Dr. Gault considered how platforms like TikTok allow users to maintain connections with the Black church when in person attendance is not possible. Having watched religious online communities emerge in niche spaces during the mid-1990s, Dr. Campbell discussed how increasing accessibility has led younger cohorts to view online communities as primary components of their religious lives. Dr. Manigault-Bryant urged consideration of varied spiritual technologies (including film) in furthering access to and engagement with embodied religious experiences, while also highlighting how movement from original contexts can lead to reinterpretations and misunderstandings of Black spiritual media. Panelists additionally discussed the role of influencers and the commodification in online religious content.
God Bless the West: White Christian Nationalism and the Evangelical Internet
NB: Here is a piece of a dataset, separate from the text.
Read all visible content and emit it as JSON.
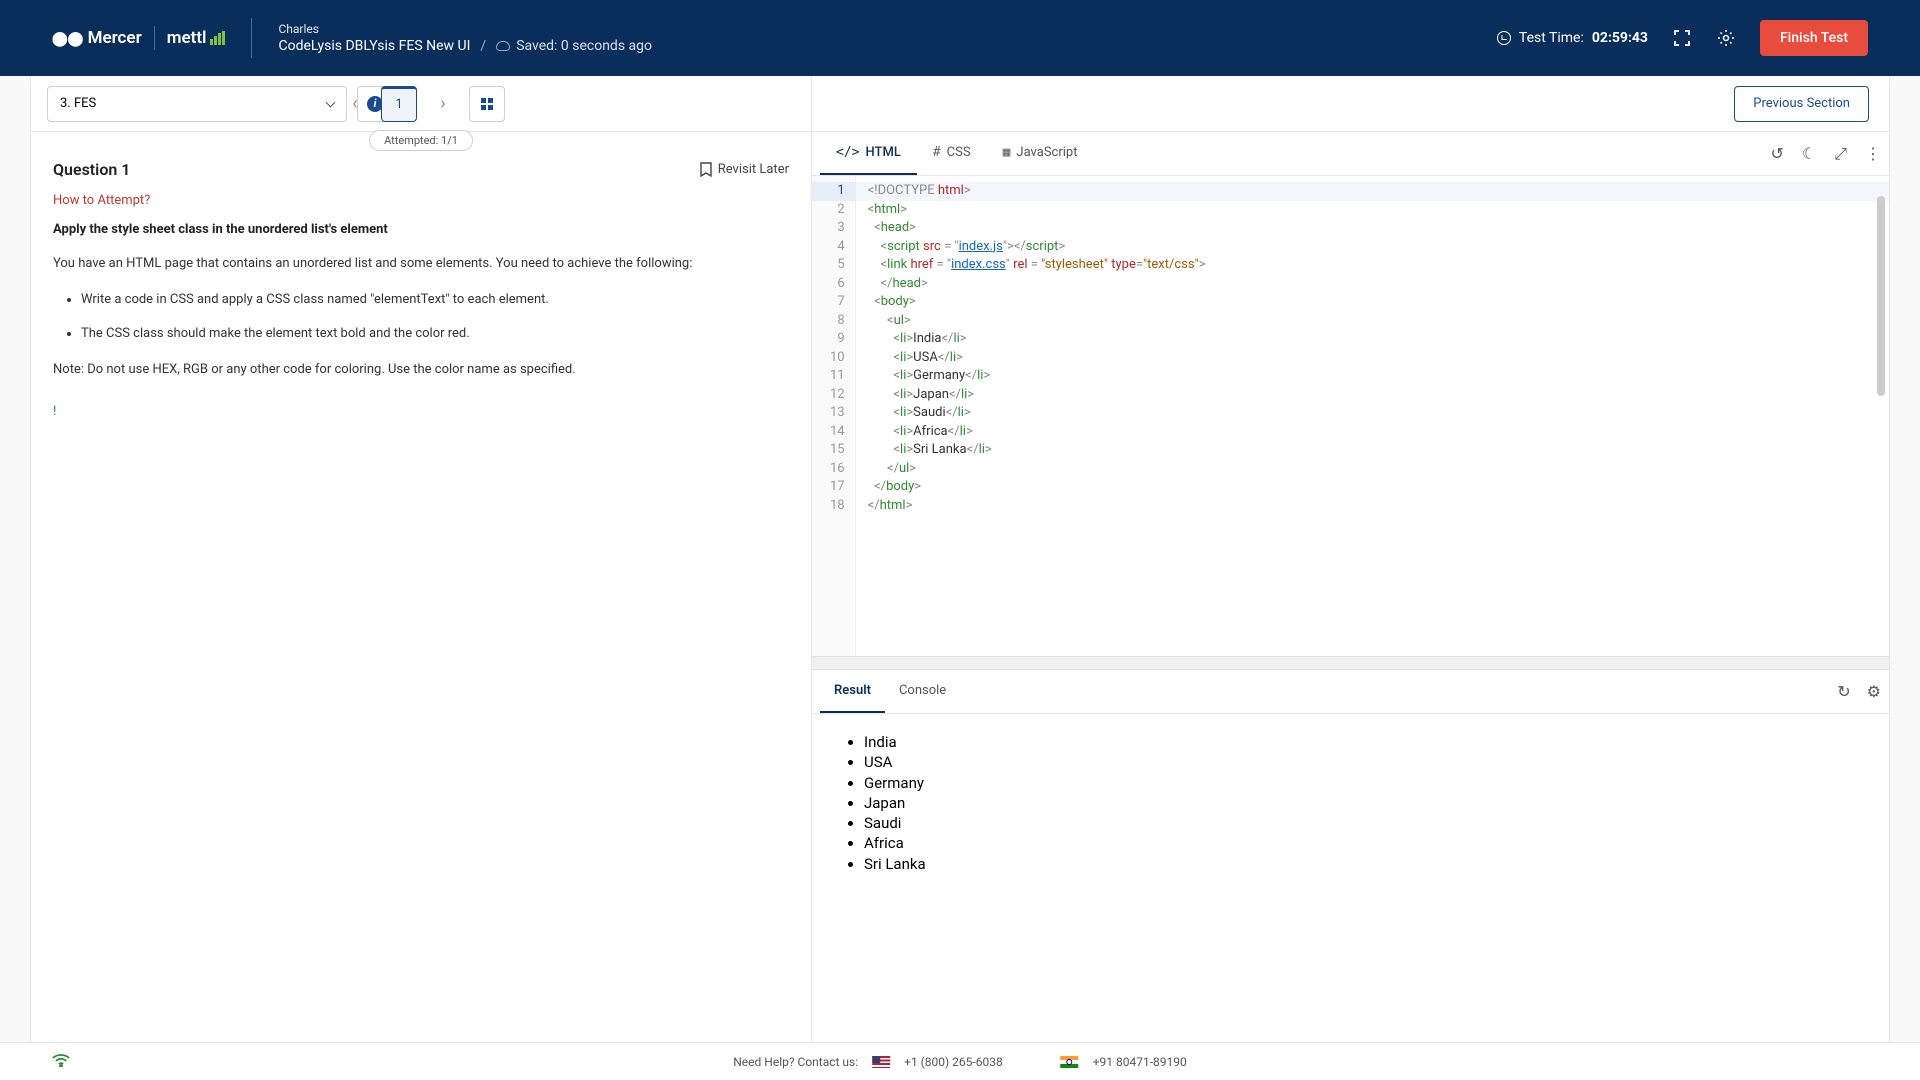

Hosted by CITAP Principal Investigator Dr. Francesca Tripodi, the symposium’s second panel featured Dr. Eden Consenstein (UNC-Chapel Hill), Dr. Whitney Phillips (the University of Oregon), Dr. Xavier Pickett (Cornell University), and Dr. Samuel Perry (the University of Oklahoma). Dr. Consenstein began by affirming the encroachment of white Christian nationalism into mainstream, secular media outlets well into the 20th century—an encroachment made possible by elite credentials possessed by many white Christian nationalists. Dr. Phillips discussed how much of white Christian nationalism focuses on fear and loathing, particularly toward a devilish “liberal,” “socialist,” “communist” or otherwise “leftist” other. Considering the centrality of whiteness and its ties to American nationalism, Dr. Pickett emphasized the necessity of understanding how anti-Black racism impacts what speech is framed not only as radical, but unutterable. Tracing conservative movement from rejecting to embracing the term “Christian nationalism,” Dr. Perry reiterated the importance of understanding how this ideology operates on the premise of a white ethnoculture embodied in civic practices.
Panelists further interrogated the history of division based on a "leftist” devil in Christian Nationalism from the Red Scare onward and discussed strategies for public outreach addressing these divisions beyond academic audiences.
Call to Action: Religion is Public
In the final panel of the day, LaRisa Anderson and Dr. Tripodi jointly hosted Drs. Campbell, Gault, Pickett, Perry, Phillips, and Consenstein. In a more informal setting than previous panels, panelists and audience members discussed how to actionably move past a tendency for American society to demonize groups marginalized based on race/ethnicity, gender, and sexual orientation, and how to break the cycle of demonization. Specific emphasis was placed on inherent threats toward critique, disagreement, and the capacity to speak truth to power in American higher education and in American civic life. The importance of accessing suppressed histories through museums and other public forums facilitating public engagement with these histories was emphasized as an important component of opening dialogue and preventing ongoing demonization.